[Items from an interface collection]
++++++

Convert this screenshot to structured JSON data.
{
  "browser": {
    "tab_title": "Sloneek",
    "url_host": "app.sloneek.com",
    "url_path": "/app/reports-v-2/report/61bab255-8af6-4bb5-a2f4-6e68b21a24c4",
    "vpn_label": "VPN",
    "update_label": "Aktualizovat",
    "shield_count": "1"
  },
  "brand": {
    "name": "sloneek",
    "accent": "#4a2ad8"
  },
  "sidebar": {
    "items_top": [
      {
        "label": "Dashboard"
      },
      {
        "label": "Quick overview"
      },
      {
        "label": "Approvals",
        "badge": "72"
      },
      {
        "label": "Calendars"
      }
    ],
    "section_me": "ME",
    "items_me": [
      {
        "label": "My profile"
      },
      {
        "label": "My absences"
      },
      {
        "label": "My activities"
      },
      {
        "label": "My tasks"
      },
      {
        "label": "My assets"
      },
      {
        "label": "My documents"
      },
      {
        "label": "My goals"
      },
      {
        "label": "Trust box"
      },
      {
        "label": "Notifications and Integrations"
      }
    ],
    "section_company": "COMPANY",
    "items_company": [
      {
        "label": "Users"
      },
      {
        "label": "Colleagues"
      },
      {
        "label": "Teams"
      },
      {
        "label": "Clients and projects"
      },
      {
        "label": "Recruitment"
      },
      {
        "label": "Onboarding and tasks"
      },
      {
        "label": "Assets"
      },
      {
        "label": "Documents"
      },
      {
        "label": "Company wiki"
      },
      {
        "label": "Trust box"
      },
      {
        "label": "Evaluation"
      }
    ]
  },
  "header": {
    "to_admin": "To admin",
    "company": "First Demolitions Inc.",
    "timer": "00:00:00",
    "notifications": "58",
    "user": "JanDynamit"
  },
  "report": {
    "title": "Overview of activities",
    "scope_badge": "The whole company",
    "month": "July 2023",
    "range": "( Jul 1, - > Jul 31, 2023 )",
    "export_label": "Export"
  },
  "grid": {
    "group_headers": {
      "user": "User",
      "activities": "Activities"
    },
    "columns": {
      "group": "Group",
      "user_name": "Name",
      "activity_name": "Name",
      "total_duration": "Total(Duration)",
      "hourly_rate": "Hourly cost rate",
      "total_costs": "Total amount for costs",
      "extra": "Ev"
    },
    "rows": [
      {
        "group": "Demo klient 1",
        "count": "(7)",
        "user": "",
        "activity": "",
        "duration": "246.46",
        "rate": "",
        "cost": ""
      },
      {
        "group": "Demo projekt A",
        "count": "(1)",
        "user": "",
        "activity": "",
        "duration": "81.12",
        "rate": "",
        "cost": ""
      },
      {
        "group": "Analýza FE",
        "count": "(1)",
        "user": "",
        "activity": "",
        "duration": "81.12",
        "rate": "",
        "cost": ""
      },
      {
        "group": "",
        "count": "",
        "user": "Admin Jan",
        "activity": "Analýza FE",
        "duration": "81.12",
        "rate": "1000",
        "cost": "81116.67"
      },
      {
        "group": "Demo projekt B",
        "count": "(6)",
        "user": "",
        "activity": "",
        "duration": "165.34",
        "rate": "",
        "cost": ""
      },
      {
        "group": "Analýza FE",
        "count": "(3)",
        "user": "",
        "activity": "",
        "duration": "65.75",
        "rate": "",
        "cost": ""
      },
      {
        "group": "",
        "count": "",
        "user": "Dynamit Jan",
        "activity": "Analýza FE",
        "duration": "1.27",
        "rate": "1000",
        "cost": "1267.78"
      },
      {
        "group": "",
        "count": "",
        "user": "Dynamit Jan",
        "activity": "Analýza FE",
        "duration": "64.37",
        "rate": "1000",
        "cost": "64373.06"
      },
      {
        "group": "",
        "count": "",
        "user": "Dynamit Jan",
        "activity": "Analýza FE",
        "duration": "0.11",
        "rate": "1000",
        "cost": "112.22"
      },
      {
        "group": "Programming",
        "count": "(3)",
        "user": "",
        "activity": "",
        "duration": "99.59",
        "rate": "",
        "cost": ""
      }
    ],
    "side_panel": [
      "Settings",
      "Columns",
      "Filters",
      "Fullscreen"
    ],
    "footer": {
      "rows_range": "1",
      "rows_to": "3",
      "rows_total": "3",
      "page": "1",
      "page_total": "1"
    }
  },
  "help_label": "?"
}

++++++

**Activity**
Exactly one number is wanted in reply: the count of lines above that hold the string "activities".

**Reply to the task**
3